======== LISTED RECORDS ========
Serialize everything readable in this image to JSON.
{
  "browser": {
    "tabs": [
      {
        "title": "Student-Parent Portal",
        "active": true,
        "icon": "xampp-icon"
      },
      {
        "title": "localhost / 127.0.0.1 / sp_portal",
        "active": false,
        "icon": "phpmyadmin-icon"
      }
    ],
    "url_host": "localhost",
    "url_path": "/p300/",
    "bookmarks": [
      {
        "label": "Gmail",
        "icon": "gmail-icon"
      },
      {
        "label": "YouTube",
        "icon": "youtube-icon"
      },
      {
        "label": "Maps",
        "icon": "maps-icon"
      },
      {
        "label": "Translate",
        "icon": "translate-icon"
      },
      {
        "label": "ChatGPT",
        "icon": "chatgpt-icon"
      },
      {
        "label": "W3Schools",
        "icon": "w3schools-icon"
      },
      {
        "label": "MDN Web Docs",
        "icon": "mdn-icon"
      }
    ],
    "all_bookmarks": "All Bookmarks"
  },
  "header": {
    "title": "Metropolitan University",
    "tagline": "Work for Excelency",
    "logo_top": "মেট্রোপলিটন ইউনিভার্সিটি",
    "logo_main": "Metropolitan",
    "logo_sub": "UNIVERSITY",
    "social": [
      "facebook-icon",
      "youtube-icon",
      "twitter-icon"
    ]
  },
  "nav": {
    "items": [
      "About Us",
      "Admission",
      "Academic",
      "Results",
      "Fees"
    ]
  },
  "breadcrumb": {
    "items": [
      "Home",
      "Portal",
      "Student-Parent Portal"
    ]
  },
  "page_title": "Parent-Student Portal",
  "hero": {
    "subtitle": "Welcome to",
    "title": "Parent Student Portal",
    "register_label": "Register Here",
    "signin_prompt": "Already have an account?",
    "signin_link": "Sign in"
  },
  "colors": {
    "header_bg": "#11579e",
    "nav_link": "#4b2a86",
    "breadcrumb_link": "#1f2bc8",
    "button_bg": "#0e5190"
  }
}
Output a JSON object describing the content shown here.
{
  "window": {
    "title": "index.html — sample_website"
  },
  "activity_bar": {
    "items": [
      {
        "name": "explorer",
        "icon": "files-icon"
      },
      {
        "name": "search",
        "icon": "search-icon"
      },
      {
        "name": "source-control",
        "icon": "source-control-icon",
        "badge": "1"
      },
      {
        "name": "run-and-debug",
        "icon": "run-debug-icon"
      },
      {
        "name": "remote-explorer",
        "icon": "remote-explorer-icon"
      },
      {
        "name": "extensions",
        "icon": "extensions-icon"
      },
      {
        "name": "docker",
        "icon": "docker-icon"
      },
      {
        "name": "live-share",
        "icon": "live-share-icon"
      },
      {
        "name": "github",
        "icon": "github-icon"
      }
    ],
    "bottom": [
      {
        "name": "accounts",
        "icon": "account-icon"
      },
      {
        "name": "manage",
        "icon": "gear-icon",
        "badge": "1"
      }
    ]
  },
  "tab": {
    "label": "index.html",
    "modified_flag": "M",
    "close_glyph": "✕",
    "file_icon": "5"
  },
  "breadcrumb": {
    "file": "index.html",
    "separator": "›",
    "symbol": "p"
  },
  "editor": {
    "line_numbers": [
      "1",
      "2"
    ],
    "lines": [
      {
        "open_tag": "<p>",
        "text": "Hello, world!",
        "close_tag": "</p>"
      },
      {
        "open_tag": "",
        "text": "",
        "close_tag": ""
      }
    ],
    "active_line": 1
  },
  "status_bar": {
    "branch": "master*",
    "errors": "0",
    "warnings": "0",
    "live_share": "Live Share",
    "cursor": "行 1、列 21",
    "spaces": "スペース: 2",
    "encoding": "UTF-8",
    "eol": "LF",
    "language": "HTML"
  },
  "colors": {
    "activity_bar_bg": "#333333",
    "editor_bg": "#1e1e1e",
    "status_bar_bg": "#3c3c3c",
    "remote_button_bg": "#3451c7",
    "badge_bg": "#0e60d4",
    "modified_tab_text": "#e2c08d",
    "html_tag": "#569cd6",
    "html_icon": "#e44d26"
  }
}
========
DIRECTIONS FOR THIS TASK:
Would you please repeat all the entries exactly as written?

SOLVED EXERCISE:
Serialize everything readable in this image to JSON.
{
  "browser": {
    "tabs": [
      {
        "title": "Student-Parent Portal",
        "active": true,
        "icon": "xampp-icon"
      },
      {
        "title": "localhost / 127.0.0.1 / sp_portal",
        "active": false,
        "icon": "phpmyadmin-icon"
      }
    ],
    "url_host": "localhost",
    "url_path": "/p300/",
    "bookmarks": [
      {
        "label": "Gmail",
        "icon": "gmail-icon"
      },
      {
        "label": "YouTube",
        "icon": "youtube-icon"
      },
      {
        "label": "Maps",
        "icon": "maps-icon"
      },
      {
        "label": "Translate",
        "icon": "translate-icon"
      },
      {
        "label": "ChatGPT",
        "icon": "chatgpt-icon"
      },
      {
        "label": "W3Schools",
        "icon": "w3schools-icon"
      },
      {
        "label": "MDN Web Docs",
        "icon": "mdn-icon"
      }
    ],
    "all_bookmarks": "All Bookmarks"
  },
  "header": {
    "title": "Metropolitan University",
    "tagline": "Work for Excelency",
    "logo_top": "মেট্রোপলিটন ইউনিভার্সিটি",
    "logo_main": "Metropolitan",
    "logo_sub": "UNIVERSITY",
    "social": [
      "facebook-icon",
      "youtube-icon",
      "twitter-icon"
    ]
  },
  "nav": {
    "items": [
      "About Us",
      "Admission",
      "Academic",
      "Results",
      "Fees"
    ]
  },
  "breadcrumb": {
    "items": [
      "Home",
      "Portal",
      "Student-Parent Portal"
    ]
  },
  "page_title": "Parent-Student Portal",
  "hero": {
    "subtitle": "Welcome to",
    "title": "Parent Student Portal",
    "register_label": "Register Here",
    "signin_prompt": "Already have an account?",
    "signin_link": "Sign in"
  },
  "colors": {
    "header_bg": "#11579e",
    "nav_link": "#4b2a86",
    "breadcrumb_link": "#1f2bc8",
    "button_bg": "#0e5190"
  }
}
Output a JSON object describing the content shown here.
{
  "window": {
    "title": "index.html — sample_website"
  },
  "activity_bar": {
    "items": [
      {
        "name": "explorer",
        "icon": "files-icon"
      },
      {
        "name": "search",
        "icon": "search-icon"
      },
      {
        "name": "source-control",
        "icon": "source-control-icon",
        "badge": "1"
      },
      {
        "name": "run-and-debug",
        "icon": "run-debug-icon"
      },
      {
        "name": "remote-explorer",
        "icon": "remote-explorer-icon"
      },
      {
        "name": "extensions",
        "icon": "extensions-icon"
      },
      {
        "name": "docker",
        "icon": "docker-icon"
      },
      {
        "name": "live-share",
        "icon": "live-share-icon"
      },
      {
        "name": "github",
        "icon": "github-icon"
      }
    ],
    "bottom": [
      {
        "name": "accounts",
        "icon": "account-icon"
      },
      {
        "name": "manage",
        "icon": "gear-icon",
        "badge": "1"
      }
    ]
  },
  "tab": {
    "label": "index.html",
    "modified_flag": "M",
    "close_glyph": "✕",
    "file_icon": "5"
  },
  "breadcrumb": {
    "file": "index.html",
    "separator": "›",
    "symbol": "p"
  },
  "editor": {
    "line_numbers": [
      "1",
      "2"
    ],
    "lines": [
      {
        "open_tag": "<p>",
        "text": "Hello, world!",
        "close_tag": "</p>"
      },
      {
        "open_tag": "",
        "text": "",
        "close_tag": ""
      }
    ],
    "active_line": 1
  },
  "status_bar": {
    "branch": "master*",
    "errors": "0",
    "warnings": "0",
    "live_share": "Live Share",
    "cursor": "行 1、列 21",
    "spaces": "スペース: 2",
    "encoding": "UTF-8",
    "eol": "LF",
    "language": "HTML"
  },
  "colors": {
    "activity_bar_bg": "#333333",
    "editor_bg": "#1e1e1e",
    "status_bar_bg": "#3c3c3c",
    "remote_button_bg": "#3451c7",
    "badge_bg": "#0e60d4",
    "modified_tab_text": "#e2c08d",
    "html_tag": "#569cd6",
    "html_icon": "#e44d26"
  }
}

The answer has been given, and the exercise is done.